- **EXERCISE DIRECTIONS**:
Print, exactly and completely, every entry in the data.

- **SUPPLIED RECORDS**:
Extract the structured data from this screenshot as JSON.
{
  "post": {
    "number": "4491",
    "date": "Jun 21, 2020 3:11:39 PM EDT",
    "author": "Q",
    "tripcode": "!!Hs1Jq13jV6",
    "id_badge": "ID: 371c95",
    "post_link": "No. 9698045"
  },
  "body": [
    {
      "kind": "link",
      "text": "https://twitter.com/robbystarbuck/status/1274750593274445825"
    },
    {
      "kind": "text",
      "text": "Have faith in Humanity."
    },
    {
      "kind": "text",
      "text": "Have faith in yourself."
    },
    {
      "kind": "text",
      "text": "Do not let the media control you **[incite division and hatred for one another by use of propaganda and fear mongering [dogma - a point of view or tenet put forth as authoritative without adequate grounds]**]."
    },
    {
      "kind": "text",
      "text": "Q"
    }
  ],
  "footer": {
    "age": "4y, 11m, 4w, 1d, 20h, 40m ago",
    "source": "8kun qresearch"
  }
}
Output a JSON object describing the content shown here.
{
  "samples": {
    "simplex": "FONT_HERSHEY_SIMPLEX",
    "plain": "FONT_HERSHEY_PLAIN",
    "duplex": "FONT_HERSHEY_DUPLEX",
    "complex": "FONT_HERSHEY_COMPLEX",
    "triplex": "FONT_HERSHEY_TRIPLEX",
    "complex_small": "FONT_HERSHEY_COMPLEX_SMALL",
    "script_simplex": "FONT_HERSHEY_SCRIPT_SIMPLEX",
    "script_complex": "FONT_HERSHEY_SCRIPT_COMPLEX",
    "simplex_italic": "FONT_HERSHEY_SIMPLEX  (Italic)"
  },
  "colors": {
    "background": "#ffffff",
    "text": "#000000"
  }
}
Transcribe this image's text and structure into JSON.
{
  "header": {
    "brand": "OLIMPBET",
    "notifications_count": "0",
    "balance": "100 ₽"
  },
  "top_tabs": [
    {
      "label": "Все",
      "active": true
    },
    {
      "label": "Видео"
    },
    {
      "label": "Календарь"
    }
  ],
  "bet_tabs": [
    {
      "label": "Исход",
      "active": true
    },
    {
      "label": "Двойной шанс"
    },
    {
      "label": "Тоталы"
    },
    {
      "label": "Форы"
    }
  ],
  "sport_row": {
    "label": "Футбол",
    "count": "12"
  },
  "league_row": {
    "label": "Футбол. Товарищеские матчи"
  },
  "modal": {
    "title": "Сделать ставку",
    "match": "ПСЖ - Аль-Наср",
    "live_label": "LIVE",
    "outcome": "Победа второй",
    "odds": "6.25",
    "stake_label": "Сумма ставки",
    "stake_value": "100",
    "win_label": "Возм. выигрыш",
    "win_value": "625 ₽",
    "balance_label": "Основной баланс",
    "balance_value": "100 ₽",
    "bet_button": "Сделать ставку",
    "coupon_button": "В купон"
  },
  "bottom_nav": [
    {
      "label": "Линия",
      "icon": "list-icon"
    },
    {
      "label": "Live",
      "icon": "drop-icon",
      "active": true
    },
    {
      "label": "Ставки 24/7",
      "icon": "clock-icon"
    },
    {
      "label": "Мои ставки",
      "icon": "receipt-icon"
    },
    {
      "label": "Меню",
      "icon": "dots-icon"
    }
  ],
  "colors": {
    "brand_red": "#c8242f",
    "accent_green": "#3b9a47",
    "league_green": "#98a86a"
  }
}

- **RESULT BELOW**:
Extract the structured data from this screenshot as JSON.
{
  "post": {
    "number": "4491",
    "date": "Jun 21, 2020 3:11:39 PM EDT",
    "author": "Q",
    "tripcode": "!!Hs1Jq13jV6",
    "id_badge": "ID: 371c95",
    "post_link": "No. 9698045"
  },
  "body": [
    {
      "kind": "link",
      "text": "https://twitter.com/robbystarbuck/status/1274750593274445825"
    },
    {
      "kind": "text",
      "text": "Have faith in Humanity."
    },
    {
      "kind": "text",
      "text": "Have faith in yourself."
    },
    {
      "kind": "text",
      "text": "Do not let the media control you **[incite division and hatred for one another by use of propaganda and fear mongering [dogma - a point of view or tenet put forth as authoritative without adequate grounds]**]."
    },
    {
      "kind": "text",
      "text": "Q"
    }
  ],
  "footer": {
    "age": "4y, 11m, 4w, 1d, 20h, 40m ago",
    "source": "8kun qresearch"
  }
}
Output a JSON object describing the content shown here.
{
  "samples": {
    "simplex": "FONT_HERSHEY_SIMPLEX",
    "plain": "FONT_HERSHEY_PLAIN",
    "duplex": "FONT_HERSHEY_DUPLEX",
    "complex": "FONT_HERSHEY_COMPLEX",
    "triplex": "FONT_HERSHEY_TRIPLEX",
    "complex_small": "FONT_HERSHEY_COMPLEX_SMALL",
    "script_simplex": "FONT_HERSHEY_SCRIPT_SIMPLEX",
    "script_complex": "FONT_HERSHEY_SCRIPT_COMPLEX",
    "simplex_italic": "FONT_HERSHEY_SIMPLEX  (Italic)"
  },
  "colors": {
    "background": "#ffffff",
    "text": "#000000"
  }
}
Transcribe this image's text and structure into JSON.
{
  "header": {
    "brand": "OLIMPBET",
    "notifications_count": "0",
    "balance": "100 ₽"
  },
  "top_tabs": [
    {
      "label": "Все",
      "active": true
    },
    {
      "label": "Видео"
    },
    {
      "label": "Календарь"
    }
  ],
  "bet_tabs": [
    {
      "label": "Исход",
      "active": true
    },
    {
      "label": "Двойной шанс"
    },
    {
      "label": "Тоталы"
    },
    {
      "label": "Форы"
    }
  ],
  "sport_row": {
    "label": "Футбол",
    "count": "12"
  },
  "league_row": {
    "label": "Футбол. Товарищеские матчи"
  },
  "modal": {
    "title": "Сделать ставку",
    "match": "ПСЖ - Аль-Наср",
    "live_label": "LIVE",
    "outcome": "Победа второй",
    "odds": "6.25",
    "stake_label": "Сумма ставки",
    "stake_value": "100",
    "win_label": "Возм. выигрыш",
    "win_value": "625 ₽",
    "balance_label": "Основной баланс",
    "balance_value": "100 ₽",
    "bet_button": "Сделать ставку",
    "coupon_button": "В купон"
  },
  "bottom_nav": [
    {
      "label": "Линия",
      "icon": "list-icon"
    },
    {
      "label": "Live",
      "icon": "drop-icon",
      "active": true
    },
    {
      "label": "Ставки 24/7",
      "icon": "clock-icon"
    },
    {
      "label": "Мои ставки",
      "icon": "receipt-icon"
    },
    {
      "label": "Меню",
      "icon": "dots-icon"
    }
  ],
  "colors": {
    "brand_red": "#c8242f",
    "accent_green": "#3b9a47",
    "league_green": "#98a86a"
  }
}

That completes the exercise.